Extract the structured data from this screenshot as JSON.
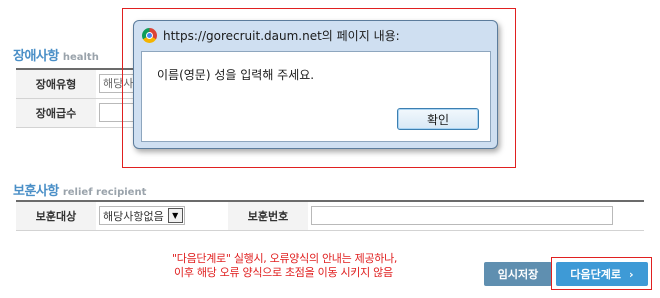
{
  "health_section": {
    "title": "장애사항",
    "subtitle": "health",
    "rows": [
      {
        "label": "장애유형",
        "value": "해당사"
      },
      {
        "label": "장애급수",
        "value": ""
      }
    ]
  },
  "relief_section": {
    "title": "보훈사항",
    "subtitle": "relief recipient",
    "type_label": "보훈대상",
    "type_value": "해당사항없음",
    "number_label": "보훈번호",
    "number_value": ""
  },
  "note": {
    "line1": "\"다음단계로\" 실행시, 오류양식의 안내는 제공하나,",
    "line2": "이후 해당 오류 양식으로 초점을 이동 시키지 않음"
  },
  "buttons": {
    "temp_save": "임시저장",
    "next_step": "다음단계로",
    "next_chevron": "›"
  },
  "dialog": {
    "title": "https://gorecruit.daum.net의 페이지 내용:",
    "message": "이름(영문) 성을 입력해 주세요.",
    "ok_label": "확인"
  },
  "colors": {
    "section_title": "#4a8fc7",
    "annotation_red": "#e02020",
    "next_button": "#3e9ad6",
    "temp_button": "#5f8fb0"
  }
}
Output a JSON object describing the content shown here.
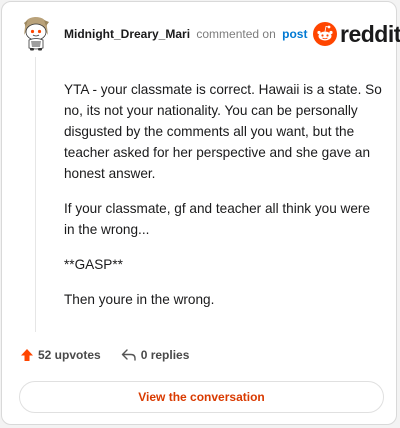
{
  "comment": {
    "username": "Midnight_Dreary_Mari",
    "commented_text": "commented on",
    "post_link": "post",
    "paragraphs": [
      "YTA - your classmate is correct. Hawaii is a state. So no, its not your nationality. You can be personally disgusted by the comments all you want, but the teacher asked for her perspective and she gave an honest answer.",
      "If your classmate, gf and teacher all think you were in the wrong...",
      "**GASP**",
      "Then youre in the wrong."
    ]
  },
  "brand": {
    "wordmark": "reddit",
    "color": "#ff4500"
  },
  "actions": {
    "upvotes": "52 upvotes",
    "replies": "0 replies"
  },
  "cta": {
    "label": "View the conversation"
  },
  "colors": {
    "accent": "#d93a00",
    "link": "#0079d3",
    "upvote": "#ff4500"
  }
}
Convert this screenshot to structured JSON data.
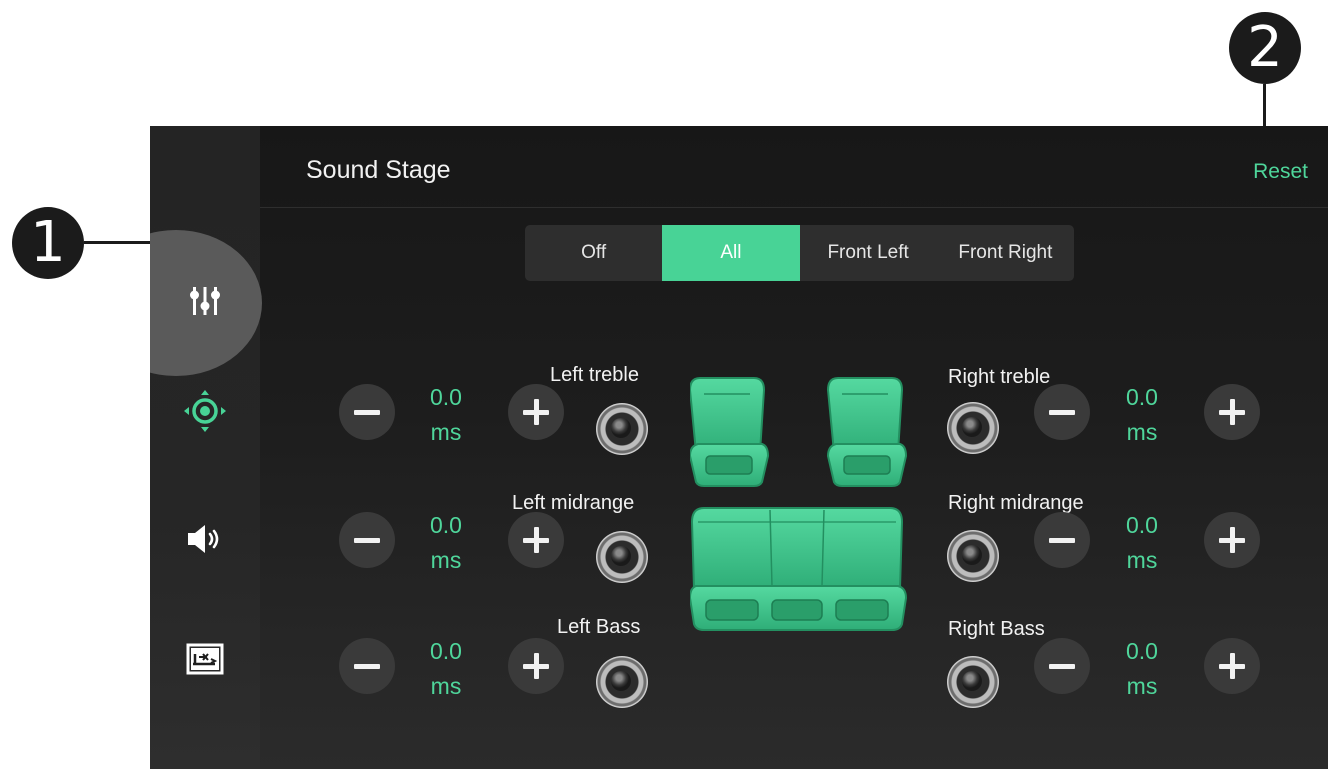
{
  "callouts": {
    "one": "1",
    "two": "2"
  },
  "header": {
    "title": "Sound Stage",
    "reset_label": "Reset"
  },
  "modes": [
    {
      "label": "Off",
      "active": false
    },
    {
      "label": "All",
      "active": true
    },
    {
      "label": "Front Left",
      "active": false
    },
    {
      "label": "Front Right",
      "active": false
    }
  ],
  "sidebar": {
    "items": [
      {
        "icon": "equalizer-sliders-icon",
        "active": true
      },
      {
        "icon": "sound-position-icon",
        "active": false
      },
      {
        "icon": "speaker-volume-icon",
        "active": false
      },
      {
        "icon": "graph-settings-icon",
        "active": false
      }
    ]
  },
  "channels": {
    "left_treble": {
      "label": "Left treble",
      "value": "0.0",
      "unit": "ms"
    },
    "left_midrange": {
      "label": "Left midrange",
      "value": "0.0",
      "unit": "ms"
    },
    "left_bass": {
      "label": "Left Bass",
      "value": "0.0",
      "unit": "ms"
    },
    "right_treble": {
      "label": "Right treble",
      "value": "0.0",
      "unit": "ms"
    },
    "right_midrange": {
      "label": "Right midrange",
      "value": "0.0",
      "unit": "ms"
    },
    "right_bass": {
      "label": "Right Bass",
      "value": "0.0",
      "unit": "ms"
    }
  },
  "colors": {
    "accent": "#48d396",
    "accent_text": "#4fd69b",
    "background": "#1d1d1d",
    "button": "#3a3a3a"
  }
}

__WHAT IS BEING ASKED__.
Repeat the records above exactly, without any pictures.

__EXERCISE OUTPUT__.
Extract the structured data from this screenshot as JSON.
{
  "health_section": {
    "title": "장애사항",
    "subtitle": "health",
    "rows": [
      {
        "label": "장애유형",
        "value": "해당사"
      },
      {
        "label": "장애급수",
        "value": ""
      }
    ]
  },
  "relief_section": {
    "title": "보훈사항",
    "subtitle": "relief recipient",
    "type_label": "보훈대상",
    "type_value": "해당사항없음",
    "number_label": "보훈번호",
    "number_value": ""
  },
  "note": {
    "line1": "\"다음단계로\" 실행시, 오류양식의 안내는 제공하나,",
    "line2": "이후 해당 오류 양식으로 초점을 이동 시키지 않음"
  },
  "buttons": {
    "temp_save": "임시저장",
    "next_step": "다음단계로",
    "next_chevron": "›"
  },
  "dialog": {
    "title": "https://gorecruit.daum.net의 페이지 내용:",
    "message": "이름(영문) 성을 입력해 주세요.",
    "ok_label": "확인"
  },
  "colors": {
    "section_title": "#4a8fc7",
    "annotation_red": "#e02020",
    "next_button": "#3e9ad6",
    "temp_button": "#5f8fb0"
  }
}
Output a JSON object describing the content shown here.
{
  "comment": {
    "username": "Midnight_Dreary_Mari",
    "commented_text": "commented on",
    "post_link": "post",
    "paragraphs": [
      "YTA - your classmate is correct. Hawaii is a state. So no, its not your nationality. You can be personally disgusted by the comments all you want, but the teacher asked for her perspective and she gave an honest answer.",
      "If your classmate, gf and teacher all think you were in the wrong...",
      "**GASP**",
      "Then youre in the wrong."
    ]
  },
  "brand": {
    "wordmark": "reddit",
    "color": "#ff4500"
  },
  "actions": {
    "upvotes": "52 upvotes",
    "replies": "0 replies"
  },
  "cta": {
    "label": "View the conversation"
  },
  "colors": {
    "accent": "#d93a00",
    "link": "#0079d3",
    "upvote": "#ff4500"
  }
}
Convert this screenshot to structured JSON data.
{
  "callouts": {
    "one": "1",
    "two": "2"
  },
  "header": {
    "title": "Sound Stage",
    "reset_label": "Reset"
  },
  "modes": [
    {
      "label": "Off",
      "active": false
    },
    {
      "label": "All",
      "active": true
    },
    {
      "label": "Front Left",
      "active": false
    },
    {
      "label": "Front Right",
      "active": false
    }
  ],
  "sidebar": {
    "items": [
      {
        "icon": "equalizer-sliders-icon",
        "active": true
      },
      {
        "icon": "sound-position-icon",
        "active": false
      },
      {
        "icon": "speaker-volume-icon",
        "active": false
      },
      {
        "icon": "graph-settings-icon",
        "active": false
      }
    ]
  },
  "channels": {
    "left_treble": {
      "label": "Left treble",
      "value": "0.0",
      "unit": "ms"
    },
    "left_midrange": {
      "label": "Left midrange",
      "value": "0.0",
      "unit": "ms"
    },
    "left_bass": {
      "label": "Left Bass",
      "value": "0.0",
      "unit": "ms"
    },
    "right_treble": {
      "label": "Right treble",
      "value": "0.0",
      "unit": "ms"
    },
    "right_midrange": {
      "label": "Right midrange",
      "value": "0.0",
      "unit": "ms"
    },
    "right_bass": {
      "label": "Right Bass",
      "value": "0.0",
      "unit": "ms"
    }
  },
  "colors": {
    "accent": "#48d396",
    "accent_text": "#4fd69b",
    "background": "#1d1d1d",
    "button": "#3a3a3a"
  }
}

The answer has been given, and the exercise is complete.